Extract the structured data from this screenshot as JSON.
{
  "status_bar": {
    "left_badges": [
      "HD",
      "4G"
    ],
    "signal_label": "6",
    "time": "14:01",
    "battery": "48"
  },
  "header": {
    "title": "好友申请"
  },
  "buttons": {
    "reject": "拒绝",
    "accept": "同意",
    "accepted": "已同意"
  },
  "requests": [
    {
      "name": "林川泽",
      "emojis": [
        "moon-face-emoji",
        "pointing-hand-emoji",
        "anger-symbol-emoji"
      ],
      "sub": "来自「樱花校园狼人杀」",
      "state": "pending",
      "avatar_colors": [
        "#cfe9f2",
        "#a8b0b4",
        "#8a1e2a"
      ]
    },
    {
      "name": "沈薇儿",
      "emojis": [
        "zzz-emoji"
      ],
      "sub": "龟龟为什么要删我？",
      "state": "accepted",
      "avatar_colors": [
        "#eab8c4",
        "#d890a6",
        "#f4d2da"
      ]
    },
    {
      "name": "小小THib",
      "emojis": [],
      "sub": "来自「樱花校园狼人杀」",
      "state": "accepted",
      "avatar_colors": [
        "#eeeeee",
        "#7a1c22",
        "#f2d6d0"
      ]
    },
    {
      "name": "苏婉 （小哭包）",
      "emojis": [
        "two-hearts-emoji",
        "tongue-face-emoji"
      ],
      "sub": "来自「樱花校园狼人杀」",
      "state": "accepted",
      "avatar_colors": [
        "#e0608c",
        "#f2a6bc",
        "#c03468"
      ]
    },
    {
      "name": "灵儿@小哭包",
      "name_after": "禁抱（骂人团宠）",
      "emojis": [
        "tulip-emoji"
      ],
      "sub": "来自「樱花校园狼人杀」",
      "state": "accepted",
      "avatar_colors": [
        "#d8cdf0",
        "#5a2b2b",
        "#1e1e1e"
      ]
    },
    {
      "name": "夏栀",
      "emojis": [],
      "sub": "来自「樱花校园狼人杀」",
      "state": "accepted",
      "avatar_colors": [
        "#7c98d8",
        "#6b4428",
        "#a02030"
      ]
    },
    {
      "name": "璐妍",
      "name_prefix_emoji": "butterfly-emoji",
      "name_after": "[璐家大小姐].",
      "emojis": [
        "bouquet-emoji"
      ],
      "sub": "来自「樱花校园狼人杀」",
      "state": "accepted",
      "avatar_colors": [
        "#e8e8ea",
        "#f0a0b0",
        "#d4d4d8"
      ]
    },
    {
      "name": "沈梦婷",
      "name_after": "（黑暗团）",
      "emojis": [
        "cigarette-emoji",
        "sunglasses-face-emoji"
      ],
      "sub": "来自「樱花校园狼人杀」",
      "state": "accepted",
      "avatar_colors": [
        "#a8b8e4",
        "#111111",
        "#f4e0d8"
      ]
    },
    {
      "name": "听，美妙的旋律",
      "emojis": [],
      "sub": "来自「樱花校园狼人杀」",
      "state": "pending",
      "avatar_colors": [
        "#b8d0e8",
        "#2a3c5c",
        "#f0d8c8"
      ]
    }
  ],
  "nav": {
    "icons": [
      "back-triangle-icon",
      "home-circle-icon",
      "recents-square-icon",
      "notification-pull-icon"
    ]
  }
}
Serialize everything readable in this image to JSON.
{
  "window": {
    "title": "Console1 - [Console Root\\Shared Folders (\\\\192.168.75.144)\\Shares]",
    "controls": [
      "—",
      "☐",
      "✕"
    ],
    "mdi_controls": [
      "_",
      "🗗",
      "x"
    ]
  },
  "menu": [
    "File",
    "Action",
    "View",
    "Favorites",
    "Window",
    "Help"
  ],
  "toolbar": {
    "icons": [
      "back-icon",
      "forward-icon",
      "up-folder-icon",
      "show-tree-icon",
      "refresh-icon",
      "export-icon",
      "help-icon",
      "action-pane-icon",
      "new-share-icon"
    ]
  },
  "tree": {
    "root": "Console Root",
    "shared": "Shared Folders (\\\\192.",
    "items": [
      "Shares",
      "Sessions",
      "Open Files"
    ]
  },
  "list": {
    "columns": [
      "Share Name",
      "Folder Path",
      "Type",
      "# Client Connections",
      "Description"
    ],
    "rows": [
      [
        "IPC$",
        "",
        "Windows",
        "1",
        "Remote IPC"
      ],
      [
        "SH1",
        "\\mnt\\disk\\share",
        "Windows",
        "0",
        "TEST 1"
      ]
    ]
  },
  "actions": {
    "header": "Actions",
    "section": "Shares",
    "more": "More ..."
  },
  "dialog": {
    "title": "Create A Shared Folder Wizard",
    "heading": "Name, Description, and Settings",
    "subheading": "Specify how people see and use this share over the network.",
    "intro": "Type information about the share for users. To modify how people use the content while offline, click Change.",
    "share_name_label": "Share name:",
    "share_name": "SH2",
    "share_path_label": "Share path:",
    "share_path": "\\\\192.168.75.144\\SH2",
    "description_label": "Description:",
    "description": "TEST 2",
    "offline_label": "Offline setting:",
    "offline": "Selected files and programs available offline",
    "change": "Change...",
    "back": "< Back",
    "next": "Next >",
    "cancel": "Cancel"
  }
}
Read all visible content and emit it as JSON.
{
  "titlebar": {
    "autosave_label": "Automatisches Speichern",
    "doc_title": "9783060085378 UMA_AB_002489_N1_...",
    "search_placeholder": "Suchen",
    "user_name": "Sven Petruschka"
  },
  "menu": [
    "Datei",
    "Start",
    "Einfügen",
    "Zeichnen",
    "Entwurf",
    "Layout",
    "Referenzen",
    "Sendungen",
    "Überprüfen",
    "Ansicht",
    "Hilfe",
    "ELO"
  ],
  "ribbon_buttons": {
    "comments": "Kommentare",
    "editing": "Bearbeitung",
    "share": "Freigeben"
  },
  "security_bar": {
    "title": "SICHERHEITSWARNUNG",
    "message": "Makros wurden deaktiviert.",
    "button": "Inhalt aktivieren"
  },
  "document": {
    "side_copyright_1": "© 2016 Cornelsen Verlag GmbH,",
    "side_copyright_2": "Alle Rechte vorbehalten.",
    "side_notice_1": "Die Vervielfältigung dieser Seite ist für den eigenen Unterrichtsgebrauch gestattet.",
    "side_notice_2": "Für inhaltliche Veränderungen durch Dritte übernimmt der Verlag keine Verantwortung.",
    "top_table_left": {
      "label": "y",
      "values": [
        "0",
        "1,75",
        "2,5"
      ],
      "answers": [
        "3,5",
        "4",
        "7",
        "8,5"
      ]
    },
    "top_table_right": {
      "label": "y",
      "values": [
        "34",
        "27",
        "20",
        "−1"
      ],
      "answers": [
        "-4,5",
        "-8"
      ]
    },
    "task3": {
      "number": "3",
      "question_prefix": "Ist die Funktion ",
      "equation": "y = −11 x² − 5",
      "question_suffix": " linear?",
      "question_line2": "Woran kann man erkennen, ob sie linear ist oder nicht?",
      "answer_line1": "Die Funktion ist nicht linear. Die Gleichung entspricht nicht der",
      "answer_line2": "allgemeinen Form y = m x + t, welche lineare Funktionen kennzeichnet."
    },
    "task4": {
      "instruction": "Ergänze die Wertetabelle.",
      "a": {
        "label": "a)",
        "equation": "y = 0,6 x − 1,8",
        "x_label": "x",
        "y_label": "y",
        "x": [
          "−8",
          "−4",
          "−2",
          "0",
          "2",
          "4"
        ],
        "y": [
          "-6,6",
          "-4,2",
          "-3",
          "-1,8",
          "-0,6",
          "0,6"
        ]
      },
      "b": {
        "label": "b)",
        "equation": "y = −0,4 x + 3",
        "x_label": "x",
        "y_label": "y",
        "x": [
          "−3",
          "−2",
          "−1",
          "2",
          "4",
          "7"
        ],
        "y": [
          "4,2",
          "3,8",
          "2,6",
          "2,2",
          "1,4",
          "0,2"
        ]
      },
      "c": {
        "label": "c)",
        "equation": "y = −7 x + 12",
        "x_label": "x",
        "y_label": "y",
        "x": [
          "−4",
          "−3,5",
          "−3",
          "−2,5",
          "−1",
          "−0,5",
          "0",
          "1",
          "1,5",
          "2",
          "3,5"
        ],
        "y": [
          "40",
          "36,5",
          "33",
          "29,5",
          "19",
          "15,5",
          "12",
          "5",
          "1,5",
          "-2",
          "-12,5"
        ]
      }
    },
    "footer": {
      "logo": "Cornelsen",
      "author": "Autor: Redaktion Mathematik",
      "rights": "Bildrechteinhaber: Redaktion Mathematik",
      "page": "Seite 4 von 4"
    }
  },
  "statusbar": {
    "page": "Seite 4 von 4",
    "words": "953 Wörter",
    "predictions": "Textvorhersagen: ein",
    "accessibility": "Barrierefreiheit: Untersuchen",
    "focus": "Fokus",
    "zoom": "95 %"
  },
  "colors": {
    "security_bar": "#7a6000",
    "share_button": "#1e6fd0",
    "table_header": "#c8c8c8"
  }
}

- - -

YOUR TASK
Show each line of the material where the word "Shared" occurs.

OUTPUT OF THE TASK
    "title": "Console1 - [Console Root\\Shared Folders (\\\\192.168.75.144)\\Shares]",
    "shared": "Shared Folders (\\\\192.",
    "title": "Create A Shared Folder Wizard",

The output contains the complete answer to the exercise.